All the lines below need to be output exactly, apart from any images.

##### Listed entries #####

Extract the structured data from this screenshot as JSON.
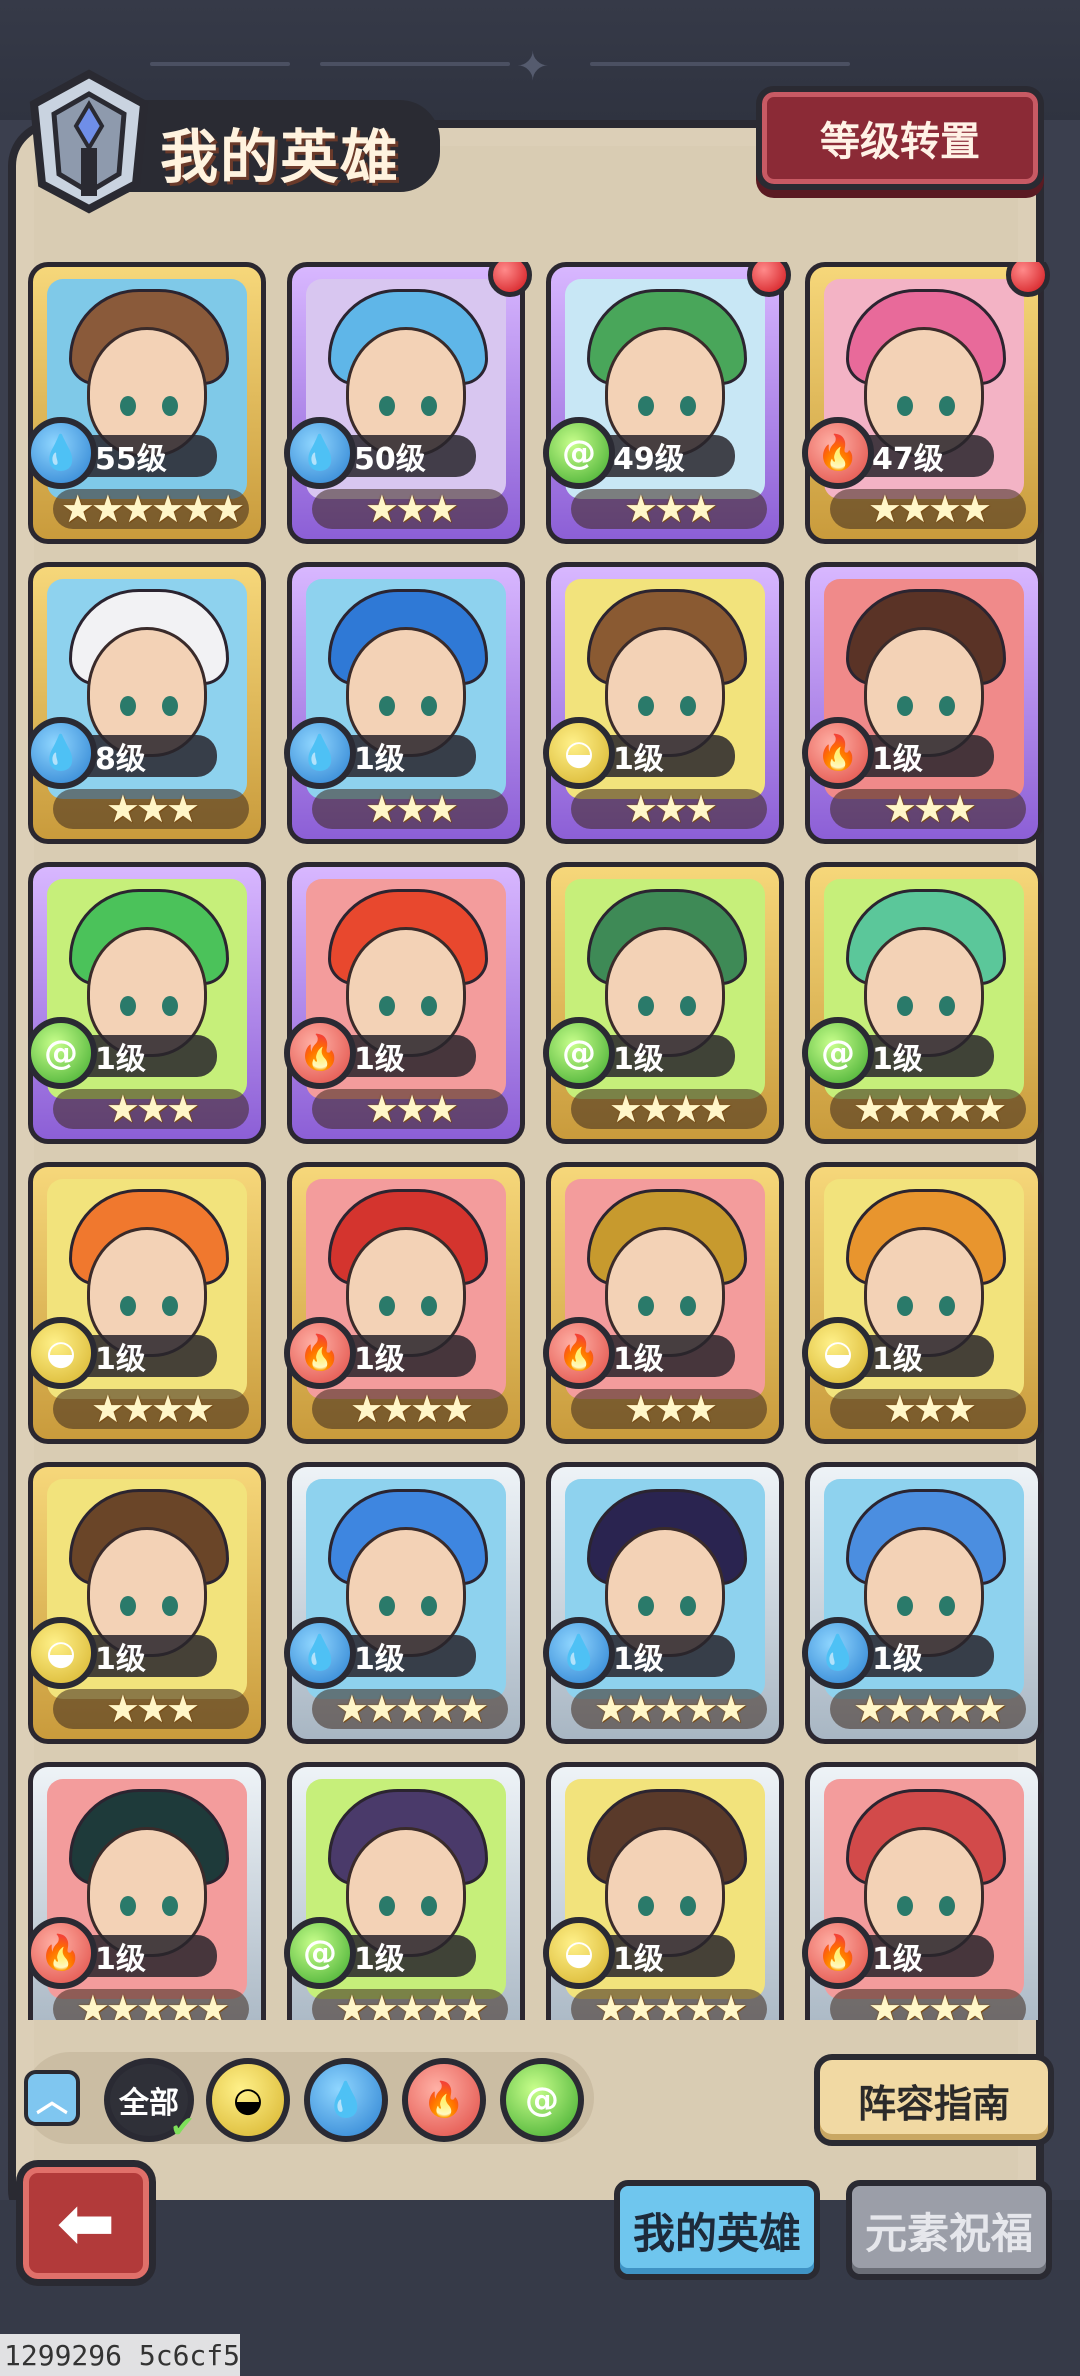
{
  "header": {
    "title": "我的英雄",
    "level_transfer_button": "等级转置"
  },
  "heroes": [
    {
      "level": "55级",
      "element": "water",
      "stars": "★★★★★★",
      "frame": "gold",
      "hair": "#8a5a3a",
      "bg": "#7fc9e8",
      "new": false
    },
    {
      "level": "50级",
      "element": "water",
      "stars": "★★★",
      "frame": "purple",
      "hair": "#5fb6e8",
      "bg": "#d8c6f0",
      "new": true
    },
    {
      "level": "49级",
      "element": "wind",
      "stars": "★★★",
      "frame": "purple",
      "hair": "#49a65a",
      "bg": "#c8e7f5",
      "new": true
    },
    {
      "level": "47级",
      "element": "fire",
      "stars": "★★★★",
      "frame": "gold",
      "hair": "#e86a9a",
      "bg": "#f3b3c5",
      "new": true
    },
    {
      "level": "8级",
      "element": "water",
      "stars": "★★★",
      "frame": "gold",
      "hair": "#f2f2f4",
      "bg": "#8ed2ee",
      "new": false
    },
    {
      "level": "1级",
      "element": "water",
      "stars": "★★★",
      "frame": "purple",
      "hair": "#2f79d6",
      "bg": "#8ed2ee",
      "new": false
    },
    {
      "level": "1级",
      "element": "earth",
      "stars": "★★★",
      "frame": "purple",
      "hair": "#8a5a32",
      "bg": "#f2e37c",
      "new": false
    },
    {
      "level": "1级",
      "element": "fire",
      "stars": "★★★",
      "frame": "purple",
      "hair": "#5a3326",
      "bg": "#f08a8a",
      "new": false
    },
    {
      "level": "1级",
      "element": "wind",
      "stars": "★★★",
      "frame": "purple",
      "hair": "#4bc25a",
      "bg": "#c6ef7a",
      "new": false
    },
    {
      "level": "1级",
      "element": "fire",
      "stars": "★★★",
      "frame": "purple",
      "hair": "#e8482e",
      "bg": "#f39c9c",
      "new": false
    },
    {
      "level": "1级",
      "element": "wind",
      "stars": "★★★★",
      "frame": "gold",
      "hair": "#3e8a56",
      "bg": "#c6ef7a",
      "new": false
    },
    {
      "level": "1级",
      "element": "wind",
      "stars": "★★★★★",
      "frame": "gold",
      "hair": "#5bc79a",
      "bg": "#c6ef7a",
      "new": false
    },
    {
      "level": "1级",
      "element": "earth",
      "stars": "★★★★",
      "frame": "gold",
      "hair": "#f0782e",
      "bg": "#f2e37c",
      "new": false
    },
    {
      "level": "1级",
      "element": "fire",
      "stars": "★★★★",
      "frame": "gold",
      "hair": "#d4342e",
      "bg": "#f39c9c",
      "new": false
    },
    {
      "level": "1级",
      "element": "fire",
      "stars": "★★★",
      "frame": "gold",
      "hair": "#c79a2e",
      "bg": "#f39c9c",
      "new": false
    },
    {
      "level": "1级",
      "element": "earth",
      "stars": "★★★",
      "frame": "gold",
      "hair": "#e8952e",
      "bg": "#f2e37c",
      "new": false
    },
    {
      "level": "1级",
      "element": "earth",
      "stars": "★★★",
      "frame": "gold",
      "hair": "#6a4528",
      "bg": "#f2e37c",
      "new": false
    },
    {
      "level": "1级",
      "element": "water",
      "stars": "★★★★★",
      "frame": "silver",
      "hair": "#3e86e0",
      "bg": "#8ed2ee",
      "new": false
    },
    {
      "level": "1级",
      "element": "water",
      "stars": "★★★★★",
      "frame": "silver",
      "hair": "#2a2450",
      "bg": "#8ed2ee",
      "new": false
    },
    {
      "level": "1级",
      "element": "water",
      "stars": "★★★★★",
      "frame": "silver",
      "hair": "#4b8ee0",
      "bg": "#8ed2ee",
      "new": false
    },
    {
      "level": "1级",
      "element": "fire",
      "stars": "★★★★★",
      "frame": "silver",
      "hair": "#1e3a3a",
      "bg": "#f39c9c",
      "new": false
    },
    {
      "level": "1级",
      "element": "wind",
      "stars": "★★★★★",
      "frame": "silver",
      "hair": "#4a3a6a",
      "bg": "#c6ef7a",
      "new": false
    },
    {
      "level": "1级",
      "element": "earth",
      "stars": "★★★★★",
      "frame": "silver",
      "hair": "#5a3a2a",
      "bg": "#f2e37c",
      "new": false
    },
    {
      "level": "1级",
      "element": "fire",
      "stars": "★★★★",
      "frame": "silver",
      "hair": "#d24a4a",
      "bg": "#f39c9c",
      "new": false
    }
  ],
  "filters": {
    "all_label": "全部",
    "elements": [
      "earth",
      "water",
      "fire",
      "wind"
    ],
    "expand_icon": "chevron-up-icon"
  },
  "guide_button": "阵容指南",
  "tabs": {
    "my_heroes": "我的英雄",
    "element_blessing": "元素祝福"
  },
  "back_icon": "arrow-left-icon",
  "watermark": "1299296 5c6cf5",
  "element_colors": {
    "water": "#2a7fd0",
    "wind": "#3ca82c",
    "fire": "#e04a43",
    "earth": "#d6b22b"
  }
}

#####

Task output |
Extract the structured data from this screenshot as JSON.
{
  "header": {
    "title": "我的英雄",
    "level_transfer_button": "等级转置"
  },
  "heroes": [
    {
      "level": "55级",
      "element": "water",
      "stars": "★★★★★★",
      "frame": "gold",
      "hair": "#8a5a3a",
      "bg": "#7fc9e8",
      "new": false
    },
    {
      "level": "50级",
      "element": "water",
      "stars": "★★★",
      "frame": "purple",
      "hair": "#5fb6e8",
      "bg": "#d8c6f0",
      "new": true
    },
    {
      "level": "49级",
      "element": "wind",
      "stars": "★★★",
      "frame": "purple",
      "hair": "#49a65a",
      "bg": "#c8e7f5",
      "new": true
    },
    {
      "level": "47级",
      "element": "fire",
      "stars": "★★★★",
      "frame": "gold",
      "hair": "#e86a9a",
      "bg": "#f3b3c5",
      "new": true
    },
    {
      "level": "8级",
      "element": "water",
      "stars": "★★★",
      "frame": "gold",
      "hair": "#f2f2f4",
      "bg": "#8ed2ee",
      "new": false
    },
    {
      "level": "1级",
      "element": "water",
      "stars": "★★★",
      "frame": "purple",
      "hair": "#2f79d6",
      "bg": "#8ed2ee",
      "new": false
    },
    {
      "level": "1级",
      "element": "earth",
      "stars": "★★★",
      "frame": "purple",
      "hair": "#8a5a32",
      "bg": "#f2e37c",
      "new": false
    },
    {
      "level": "1级",
      "element": "fire",
      "stars": "★★★",
      "frame": "purple",
      "hair": "#5a3326",
      "bg": "#f08a8a",
      "new": false
    },
    {
      "level": "1级",
      "element": "wind",
      "stars": "★★★",
      "frame": "purple",
      "hair": "#4bc25a",
      "bg": "#c6ef7a",
      "new": false
    },
    {
      "level": "1级",
      "element": "fire",
      "stars": "★★★",
      "frame": "purple",
      "hair": "#e8482e",
      "bg": "#f39c9c",
      "new": false
    },
    {
      "level": "1级",
      "element": "wind",
      "stars": "★★★★",
      "frame": "gold",
      "hair": "#3e8a56",
      "bg": "#c6ef7a",
      "new": false
    },
    {
      "level": "1级",
      "element": "wind",
      "stars": "★★★★★",
      "frame": "gold",
      "hair": "#5bc79a",
      "bg": "#c6ef7a",
      "new": false
    },
    {
      "level": "1级",
      "element": "earth",
      "stars": "★★★★",
      "frame": "gold",
      "hair": "#f0782e",
      "bg": "#f2e37c",
      "new": false
    },
    {
      "level": "1级",
      "element": "fire",
      "stars": "★★★★",
      "frame": "gold",
      "hair": "#d4342e",
      "bg": "#f39c9c",
      "new": false
    },
    {
      "level": "1级",
      "element": "fire",
      "stars": "★★★",
      "frame": "gold",
      "hair": "#c79a2e",
      "bg": "#f39c9c",
      "new": false
    },
    {
      "level": "1级",
      "element": "earth",
      "stars": "★★★",
      "frame": "gold",
      "hair": "#e8952e",
      "bg": "#f2e37c",
      "new": false
    },
    {
      "level": "1级",
      "element": "earth",
      "stars": "★★★",
      "frame": "gold",
      "hair": "#6a4528",
      "bg": "#f2e37c",
      "new": false
    },
    {
      "level": "1级",
      "element": "water",
      "stars": "★★★★★",
      "frame": "silver",
      "hair": "#3e86e0",
      "bg": "#8ed2ee",
      "new": false
    },
    {
      "level": "1级",
      "element": "water",
      "stars": "★★★★★",
      "frame": "silver",
      "hair": "#2a2450",
      "bg": "#8ed2ee",
      "new": false
    },
    {
      "level": "1级",
      "element": "water",
      "stars": "★★★★★",
      "frame": "silver",
      "hair": "#4b8ee0",
      "bg": "#8ed2ee",
      "new": false
    },
    {
      "level": "1级",
      "element": "fire",
      "stars": "★★★★★",
      "frame": "silver",
      "hair": "#1e3a3a",
      "bg": "#f39c9c",
      "new": false
    },
    {
      "level": "1级",
      "element": "wind",
      "stars": "★★★★★",
      "frame": "silver",
      "hair": "#4a3a6a",
      "bg": "#c6ef7a",
      "new": false
    },
    {
      "level": "1级",
      "element": "earth",
      "stars": "★★★★★",
      "frame": "silver",
      "hair": "#5a3a2a",
      "bg": "#f2e37c",
      "new": false
    },
    {
      "level": "1级",
      "element": "fire",
      "stars": "★★★★",
      "frame": "silver",
      "hair": "#d24a4a",
      "bg": "#f39c9c",
      "new": false
    }
  ],
  "filters": {
    "all_label": "全部",
    "elements": [
      "earth",
      "water",
      "fire",
      "wind"
    ],
    "expand_icon": "chevron-up-icon"
  },
  "guide_button": "阵容指南",
  "tabs": {
    "my_heroes": "我的英雄",
    "element_blessing": "元素祝福"
  },
  "back_icon": "arrow-left-icon",
  "watermark": "1299296 5c6cf5",
  "element_colors": {
    "water": "#2a7fd0",
    "wind": "#3ca82c",
    "fire": "#e04a43",
    "earth": "#d6b22b"
  }
}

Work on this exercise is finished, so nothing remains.